There were some rumours that Sophia Di Martino isn’t actually playing Loki at all, but another troublesome Asgardian, the Enchantress. Though it’s certainly said (mainly by herself) that she is Loki, she doesn’t want to be identified that way and prefers the name ‘Sylvie’ and uses the word ‘enchant’ a lot. There are also other tenuous conenctions to clues from the comics material. So, right now, there’s actually very little confirmation she’s actually who she says she is – it’s just the sunny, arrogant disposition and the partially-horned helmet that presents the ‘Mischief’ calling card. Is she smarter than ‘our’ Loki? Well, she has plenty of character-quirks that could also be her downfall, but she‘s not the one getting drunk on the train and as she points out… though she’s as much a hedonist as Hiddleston’s Loki, she never lets it get in the way of the ‘mission’ – whatever that may be. Our Loki is chaos and opportunism, ‘Sylvie’ seems more like a resentful, guided missile. Either way Di Martino is a lot of fun.
The chaotic run through the neon-drenched downtown of Lamentis – in a vain attempt to reach the escaping ark – is certainly stylistic. Though it’s more down to careful direction and subsequent editing, it appears to be a a faux one-shot navigation of the fleeing masses, building-collapses and hand-to-hand combat. On that note, it’s very successful, bringing to mind some of its big-screen cousins or, at the very least, a fully-immersive theme-park attraction with judicious green-screen.
Yet, amid all the CGI-chaos (which feels one-part apocalypse-racing, Snowpiercer-like train fights and one part Blade Runner-meets-John Wick urban dash) it’s ironic that some of the pauses for breath between those needed set-pieces provide the best character insights. A woman on the doomed planet, resigned to protecting her homestead as the world dies around her, sees the two Lokis for the duplicitous interlopers they are and dispatches them with poignant words, a gun and almost slapstick consequences. Aboard the train, the two variants compare notes about their separate lives, disagreeing about the motives of mischief and love. Both see mischief-making as means to a legitimate end, rather than just villainous, though their methods and aims diverge. We even get Tom Hiddleston singing a carousing Norwegian/Asgardian folk song Jeg Saler Min Ganger. We also get revelations that suggest the TVA is populated not by constructed beings but actual variants who have no knowledge of their true origins – which is surely going to be a big issue going forward.

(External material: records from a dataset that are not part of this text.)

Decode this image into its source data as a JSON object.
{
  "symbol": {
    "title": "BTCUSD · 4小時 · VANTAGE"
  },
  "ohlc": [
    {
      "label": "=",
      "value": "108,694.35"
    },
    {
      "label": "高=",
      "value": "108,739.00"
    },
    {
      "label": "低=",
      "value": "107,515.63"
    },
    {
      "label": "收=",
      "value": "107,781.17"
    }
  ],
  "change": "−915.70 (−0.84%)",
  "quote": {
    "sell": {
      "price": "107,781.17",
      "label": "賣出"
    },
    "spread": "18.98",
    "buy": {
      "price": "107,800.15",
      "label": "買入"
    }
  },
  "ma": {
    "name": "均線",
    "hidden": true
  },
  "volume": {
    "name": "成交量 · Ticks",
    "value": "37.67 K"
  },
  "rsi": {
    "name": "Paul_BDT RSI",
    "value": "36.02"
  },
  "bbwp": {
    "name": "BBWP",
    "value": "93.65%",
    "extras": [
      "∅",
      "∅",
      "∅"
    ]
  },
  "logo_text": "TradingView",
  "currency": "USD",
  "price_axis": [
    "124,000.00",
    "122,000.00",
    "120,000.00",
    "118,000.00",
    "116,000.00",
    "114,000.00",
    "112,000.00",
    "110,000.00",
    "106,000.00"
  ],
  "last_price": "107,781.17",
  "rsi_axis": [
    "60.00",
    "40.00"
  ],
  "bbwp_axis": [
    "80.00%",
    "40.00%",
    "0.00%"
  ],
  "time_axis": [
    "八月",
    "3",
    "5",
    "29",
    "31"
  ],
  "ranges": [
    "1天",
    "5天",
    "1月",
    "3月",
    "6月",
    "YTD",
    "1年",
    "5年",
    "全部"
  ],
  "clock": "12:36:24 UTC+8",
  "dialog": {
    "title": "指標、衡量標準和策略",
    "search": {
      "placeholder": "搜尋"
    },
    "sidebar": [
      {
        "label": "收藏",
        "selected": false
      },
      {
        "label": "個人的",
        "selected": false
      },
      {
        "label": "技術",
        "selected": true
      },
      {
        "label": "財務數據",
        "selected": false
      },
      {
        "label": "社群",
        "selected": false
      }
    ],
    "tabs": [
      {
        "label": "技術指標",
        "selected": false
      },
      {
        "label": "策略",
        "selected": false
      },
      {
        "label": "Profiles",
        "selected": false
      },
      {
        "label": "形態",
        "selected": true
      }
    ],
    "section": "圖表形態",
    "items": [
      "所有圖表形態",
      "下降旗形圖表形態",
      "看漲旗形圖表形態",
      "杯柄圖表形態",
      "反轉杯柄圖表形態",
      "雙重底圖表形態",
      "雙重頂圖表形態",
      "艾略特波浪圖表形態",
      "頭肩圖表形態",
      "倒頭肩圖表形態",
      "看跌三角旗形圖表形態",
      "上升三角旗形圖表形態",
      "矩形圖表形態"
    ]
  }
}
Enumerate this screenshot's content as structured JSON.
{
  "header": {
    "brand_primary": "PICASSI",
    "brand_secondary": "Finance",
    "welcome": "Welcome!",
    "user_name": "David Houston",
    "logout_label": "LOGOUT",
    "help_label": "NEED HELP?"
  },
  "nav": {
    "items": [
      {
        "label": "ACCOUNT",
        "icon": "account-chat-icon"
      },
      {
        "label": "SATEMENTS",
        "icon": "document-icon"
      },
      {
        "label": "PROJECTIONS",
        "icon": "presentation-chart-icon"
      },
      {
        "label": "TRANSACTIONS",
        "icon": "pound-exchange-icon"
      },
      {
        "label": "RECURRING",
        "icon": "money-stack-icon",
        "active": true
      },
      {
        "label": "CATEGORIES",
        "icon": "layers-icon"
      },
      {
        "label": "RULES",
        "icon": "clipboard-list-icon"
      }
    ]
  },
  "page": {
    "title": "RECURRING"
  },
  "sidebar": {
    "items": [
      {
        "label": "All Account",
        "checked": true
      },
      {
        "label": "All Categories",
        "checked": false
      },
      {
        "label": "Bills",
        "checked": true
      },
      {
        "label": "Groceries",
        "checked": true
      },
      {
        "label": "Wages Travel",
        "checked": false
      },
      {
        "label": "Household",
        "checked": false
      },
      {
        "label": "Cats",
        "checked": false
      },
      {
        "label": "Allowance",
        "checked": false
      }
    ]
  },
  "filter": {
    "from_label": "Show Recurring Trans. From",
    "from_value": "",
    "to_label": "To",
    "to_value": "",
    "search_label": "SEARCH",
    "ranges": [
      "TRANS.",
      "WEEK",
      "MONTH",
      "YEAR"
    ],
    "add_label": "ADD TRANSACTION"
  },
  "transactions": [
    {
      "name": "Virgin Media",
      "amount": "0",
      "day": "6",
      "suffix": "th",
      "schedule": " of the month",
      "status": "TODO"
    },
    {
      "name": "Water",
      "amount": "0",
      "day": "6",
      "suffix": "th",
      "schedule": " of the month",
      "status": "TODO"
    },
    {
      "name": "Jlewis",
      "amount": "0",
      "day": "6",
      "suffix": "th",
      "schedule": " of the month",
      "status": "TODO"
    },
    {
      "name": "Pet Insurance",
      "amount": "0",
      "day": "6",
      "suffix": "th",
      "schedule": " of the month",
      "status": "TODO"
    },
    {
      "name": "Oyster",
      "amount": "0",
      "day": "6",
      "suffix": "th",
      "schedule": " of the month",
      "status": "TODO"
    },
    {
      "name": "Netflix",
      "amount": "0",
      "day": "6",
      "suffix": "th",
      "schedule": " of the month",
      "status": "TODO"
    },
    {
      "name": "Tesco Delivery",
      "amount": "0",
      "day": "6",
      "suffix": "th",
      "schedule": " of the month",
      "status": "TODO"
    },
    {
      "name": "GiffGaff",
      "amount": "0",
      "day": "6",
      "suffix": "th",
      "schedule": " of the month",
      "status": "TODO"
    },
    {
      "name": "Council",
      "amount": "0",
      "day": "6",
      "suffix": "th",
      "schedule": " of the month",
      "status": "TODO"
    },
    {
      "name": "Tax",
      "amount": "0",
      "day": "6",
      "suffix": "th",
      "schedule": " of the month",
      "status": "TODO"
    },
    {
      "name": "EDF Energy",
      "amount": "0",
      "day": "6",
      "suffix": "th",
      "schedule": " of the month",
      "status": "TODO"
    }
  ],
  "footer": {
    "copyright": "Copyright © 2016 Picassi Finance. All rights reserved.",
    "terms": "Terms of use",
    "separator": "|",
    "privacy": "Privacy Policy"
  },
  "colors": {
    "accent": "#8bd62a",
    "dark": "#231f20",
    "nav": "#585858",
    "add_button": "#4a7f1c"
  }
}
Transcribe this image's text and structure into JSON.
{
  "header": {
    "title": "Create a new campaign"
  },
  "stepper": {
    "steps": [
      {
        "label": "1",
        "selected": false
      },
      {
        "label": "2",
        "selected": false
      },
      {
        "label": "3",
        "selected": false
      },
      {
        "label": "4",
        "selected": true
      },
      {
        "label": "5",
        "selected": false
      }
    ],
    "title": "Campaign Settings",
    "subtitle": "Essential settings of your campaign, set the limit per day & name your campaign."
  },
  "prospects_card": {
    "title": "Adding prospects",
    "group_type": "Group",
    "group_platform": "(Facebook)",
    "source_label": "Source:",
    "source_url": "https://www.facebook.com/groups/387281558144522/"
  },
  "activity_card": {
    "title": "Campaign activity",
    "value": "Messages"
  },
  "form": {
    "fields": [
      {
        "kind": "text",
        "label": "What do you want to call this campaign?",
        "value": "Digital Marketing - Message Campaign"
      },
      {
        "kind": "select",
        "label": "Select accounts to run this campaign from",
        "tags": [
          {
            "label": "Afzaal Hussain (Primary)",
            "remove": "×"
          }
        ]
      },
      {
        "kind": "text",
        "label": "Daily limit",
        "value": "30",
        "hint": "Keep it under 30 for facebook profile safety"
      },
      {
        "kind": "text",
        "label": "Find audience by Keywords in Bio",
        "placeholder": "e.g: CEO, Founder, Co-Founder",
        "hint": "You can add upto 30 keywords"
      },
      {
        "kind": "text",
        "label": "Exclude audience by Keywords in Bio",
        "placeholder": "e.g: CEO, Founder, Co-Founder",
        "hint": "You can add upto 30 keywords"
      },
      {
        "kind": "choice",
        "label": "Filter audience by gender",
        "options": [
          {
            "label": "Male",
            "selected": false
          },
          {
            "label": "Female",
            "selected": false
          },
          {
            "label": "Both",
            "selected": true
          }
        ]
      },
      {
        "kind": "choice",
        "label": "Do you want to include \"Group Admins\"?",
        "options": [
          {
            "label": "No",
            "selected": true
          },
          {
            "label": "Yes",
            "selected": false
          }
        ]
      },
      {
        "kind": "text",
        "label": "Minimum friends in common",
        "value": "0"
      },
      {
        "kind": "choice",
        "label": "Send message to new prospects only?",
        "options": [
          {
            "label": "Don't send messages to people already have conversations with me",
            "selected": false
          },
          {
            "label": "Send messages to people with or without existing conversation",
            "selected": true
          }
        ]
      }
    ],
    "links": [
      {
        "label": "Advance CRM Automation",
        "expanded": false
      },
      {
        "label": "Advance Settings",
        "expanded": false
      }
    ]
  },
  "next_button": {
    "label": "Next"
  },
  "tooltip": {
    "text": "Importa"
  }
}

Of course, with the focus switched and with very little time spent within the TVA itself, Owen Wilson / Mobius is pretty much absent throughout and is sorely missed – that dry, world-weary wit is a great leveller against the manic Loki. One hopes that he’ll be back next week and that the TVA – for better or worse – help get our anti-heroes off-planet before the planet itself is offed.
This week’s entry is an improvement, British director Kate Herron ensuring our Loki far more pro-active, if still fatally-flawed and adding some new elements to the mix… though as a series there still seems to be something ‘off’ in the actual production of something that should – on paper – work on every level and it’s hard to put a finger on what it is. Hiddleston is fine and the concept is good – but it needs more manic energy in the mix.
Hopefully the chaos is coming…
- Production Design / VFX9